From the first entry to the last, repeat them all exactly.

*** Opening DATA FOR REVIEW ***

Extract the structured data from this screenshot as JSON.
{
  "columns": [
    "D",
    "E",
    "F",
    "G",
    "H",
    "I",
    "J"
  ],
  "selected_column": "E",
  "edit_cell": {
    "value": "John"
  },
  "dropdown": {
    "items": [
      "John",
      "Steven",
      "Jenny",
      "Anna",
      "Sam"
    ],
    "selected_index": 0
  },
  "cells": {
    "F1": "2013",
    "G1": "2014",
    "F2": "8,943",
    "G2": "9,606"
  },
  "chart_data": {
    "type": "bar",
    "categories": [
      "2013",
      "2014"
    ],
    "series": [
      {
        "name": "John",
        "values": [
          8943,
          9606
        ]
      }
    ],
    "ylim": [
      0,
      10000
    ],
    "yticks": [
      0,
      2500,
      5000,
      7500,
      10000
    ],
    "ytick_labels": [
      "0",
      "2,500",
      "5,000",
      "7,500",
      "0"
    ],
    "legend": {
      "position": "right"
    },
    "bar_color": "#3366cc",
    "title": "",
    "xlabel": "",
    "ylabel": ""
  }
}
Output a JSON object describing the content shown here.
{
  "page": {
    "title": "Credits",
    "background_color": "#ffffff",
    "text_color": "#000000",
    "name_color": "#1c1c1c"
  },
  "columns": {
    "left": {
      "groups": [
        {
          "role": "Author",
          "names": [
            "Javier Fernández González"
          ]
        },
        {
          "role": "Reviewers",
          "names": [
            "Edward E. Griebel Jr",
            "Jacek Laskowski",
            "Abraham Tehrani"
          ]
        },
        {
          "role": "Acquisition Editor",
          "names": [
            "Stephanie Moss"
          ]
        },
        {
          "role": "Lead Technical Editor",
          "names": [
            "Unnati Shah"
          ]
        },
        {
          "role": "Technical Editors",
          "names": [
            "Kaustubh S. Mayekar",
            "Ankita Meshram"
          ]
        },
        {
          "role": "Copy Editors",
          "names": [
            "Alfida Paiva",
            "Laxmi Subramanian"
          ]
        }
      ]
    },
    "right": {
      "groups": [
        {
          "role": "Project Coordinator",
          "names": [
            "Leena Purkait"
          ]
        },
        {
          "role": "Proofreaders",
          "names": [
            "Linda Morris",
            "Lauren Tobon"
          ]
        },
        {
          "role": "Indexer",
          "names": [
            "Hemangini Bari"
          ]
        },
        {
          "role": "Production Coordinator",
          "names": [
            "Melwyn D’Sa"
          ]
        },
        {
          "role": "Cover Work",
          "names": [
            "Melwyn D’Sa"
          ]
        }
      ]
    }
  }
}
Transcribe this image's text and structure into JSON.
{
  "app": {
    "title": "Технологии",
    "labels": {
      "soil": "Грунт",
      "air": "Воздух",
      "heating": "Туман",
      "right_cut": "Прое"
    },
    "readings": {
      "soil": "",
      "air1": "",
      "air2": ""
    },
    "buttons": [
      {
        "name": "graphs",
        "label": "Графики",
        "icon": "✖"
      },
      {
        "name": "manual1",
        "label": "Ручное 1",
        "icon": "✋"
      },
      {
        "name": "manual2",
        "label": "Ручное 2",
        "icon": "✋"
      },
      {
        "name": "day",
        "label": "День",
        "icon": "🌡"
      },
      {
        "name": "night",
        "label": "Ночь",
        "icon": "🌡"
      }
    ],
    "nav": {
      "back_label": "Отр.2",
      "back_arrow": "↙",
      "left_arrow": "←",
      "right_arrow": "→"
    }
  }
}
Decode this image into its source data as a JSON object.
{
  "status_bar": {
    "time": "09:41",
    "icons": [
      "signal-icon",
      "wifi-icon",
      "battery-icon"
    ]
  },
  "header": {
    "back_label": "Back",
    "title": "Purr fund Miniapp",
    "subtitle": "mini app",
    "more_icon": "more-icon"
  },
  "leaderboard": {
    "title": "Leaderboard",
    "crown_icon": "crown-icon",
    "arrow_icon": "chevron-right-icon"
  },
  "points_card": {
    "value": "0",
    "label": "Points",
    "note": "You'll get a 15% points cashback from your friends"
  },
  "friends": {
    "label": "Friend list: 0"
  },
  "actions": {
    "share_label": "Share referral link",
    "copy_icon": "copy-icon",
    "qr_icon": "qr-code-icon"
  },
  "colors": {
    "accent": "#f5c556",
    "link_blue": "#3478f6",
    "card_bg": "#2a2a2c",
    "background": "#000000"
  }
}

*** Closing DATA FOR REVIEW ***

WORKED SOLUTION
Extract the structured data from this screenshot as JSON.
{
  "columns": [
    "D",
    "E",
    "F",
    "G",
    "H",
    "I",
    "J"
  ],
  "selected_column": "E",
  "edit_cell": {
    "value": "John"
  },
  "dropdown": {
    "items": [
      "John",
      "Steven",
      "Jenny",
      "Anna",
      "Sam"
    ],
    "selected_index": 0
  },
  "cells": {
    "F1": "2013",
    "G1": "2014",
    "F2": "8,943",
    "G2": "9,606"
  },
  "chart_data": {
    "type": "bar",
    "categories": [
      "2013",
      "2014"
    ],
    "series": [
      {
        "name": "John",
        "values": [
          8943,
          9606
        ]
      }
    ],
    "ylim": [
      0,
      10000
    ],
    "yticks": [
      0,
      2500,
      5000,
      7500,
      10000
    ],
    "ytick_labels": [
      "0",
      "2,500",
      "5,000",
      "7,500",
      "0"
    ],
    "legend": {
      "position": "right"
    },
    "bar_color": "#3366cc",
    "title": "",
    "xlabel": "",
    "ylabel": ""
  }
}
Output a JSON object describing the content shown here.
{
  "page": {
    "title": "Credits",
    "background_color": "#ffffff",
    "text_color": "#000000",
    "name_color": "#1c1c1c"
  },
  "columns": {
    "left": {
      "groups": [
        {
          "role": "Author",
          "names": [
            "Javier Fernández González"
          ]
        },
        {
          "role": "Reviewers",
          "names": [
            "Edward E. Griebel Jr",
            "Jacek Laskowski",
            "Abraham Tehrani"
          ]
        },
        {
          "role": "Acquisition Editor",
          "names": [
            "Stephanie Moss"
          ]
        },
        {
          "role": "Lead Technical Editor",
          "names": [
            "Unnati Shah"
          ]
        },
        {
          "role": "Technical Editors",
          "names": [
            "Kaustubh S. Mayekar",
            "Ankita Meshram"
          ]
        },
        {
          "role": "Copy Editors",
          "names": [
            "Alfida Paiva",
            "Laxmi Subramanian"
          ]
        }
      ]
    },
    "right": {
      "groups": [
        {
          "role": "Project Coordinator",
          "names": [
            "Leena Purkait"
          ]
        },
        {
          "role": "Proofreaders",
          "names": [
            "Linda Morris",
            "Lauren Tobon"
          ]
        },
        {
          "role": "Indexer",
          "names": [
            "Hemangini Bari"
          ]
        },
        {
          "role": "Production Coordinator",
          "names": [
            "Melwyn D’Sa"
          ]
        },
        {
          "role": "Cover Work",
          "names": [
            "Melwyn D’Sa"
          ]
        }
      ]
    }
  }
}
Transcribe this image's text and structure into JSON.
{
  "app": {
    "title": "Технологии",
    "labels": {
      "soil": "Грунт",
      "air": "Воздух",
      "heating": "Туман",
      "right_cut": "Прое"
    },
    "readings": {
      "soil": "",
      "air1": "",
      "air2": ""
    },
    "buttons": [
      {
        "name": "graphs",
        "label": "Графики",
        "icon": "✖"
      },
      {
        "name": "manual1",
        "label": "Ручное 1",
        "icon": "✋"
      },
      {
        "name": "manual2",
        "label": "Ручное 2",
        "icon": "✋"
      },
      {
        "name": "day",
        "label": "День",
        "icon": "🌡"
      },
      {
        "name": "night",
        "label": "Ночь",
        "icon": "🌡"
      }
    ],
    "nav": {
      "back_label": "Отр.2",
      "back_arrow": "↙",
      "left_arrow": "←",
      "right_arrow": "→"
    }
  }
}
Decode this image into its source data as a JSON object.
{
  "status_bar": {
    "time": "09:41",
    "icons": [
      "signal-icon",
      "wifi-icon",
      "battery-icon"
    ]
  },
  "header": {
    "back_label": "Back",
    "title": "Purr fund Miniapp",
    "subtitle": "mini app",
    "more_icon": "more-icon"
  },
  "leaderboard": {
    "title": "Leaderboard",
    "crown_icon": "crown-icon",
    "arrow_icon": "chevron-right-icon"
  },
  "points_card": {
    "value": "0",
    "label": "Points",
    "note": "You'll get a 15% points cashback from your friends"
  },
  "friends": {
    "label": "Friend list: 0"
  },
  "actions": {
    "share_label": "Share referral link",
    "copy_icon": "copy-icon",
    "qr_icon": "qr-code-icon"
  },
  "colors": {
    "accent": "#f5c556",
    "link_blue": "#3478f6",
    "card_bg": "#2a2a2c",
    "background": "#000000"
  }
}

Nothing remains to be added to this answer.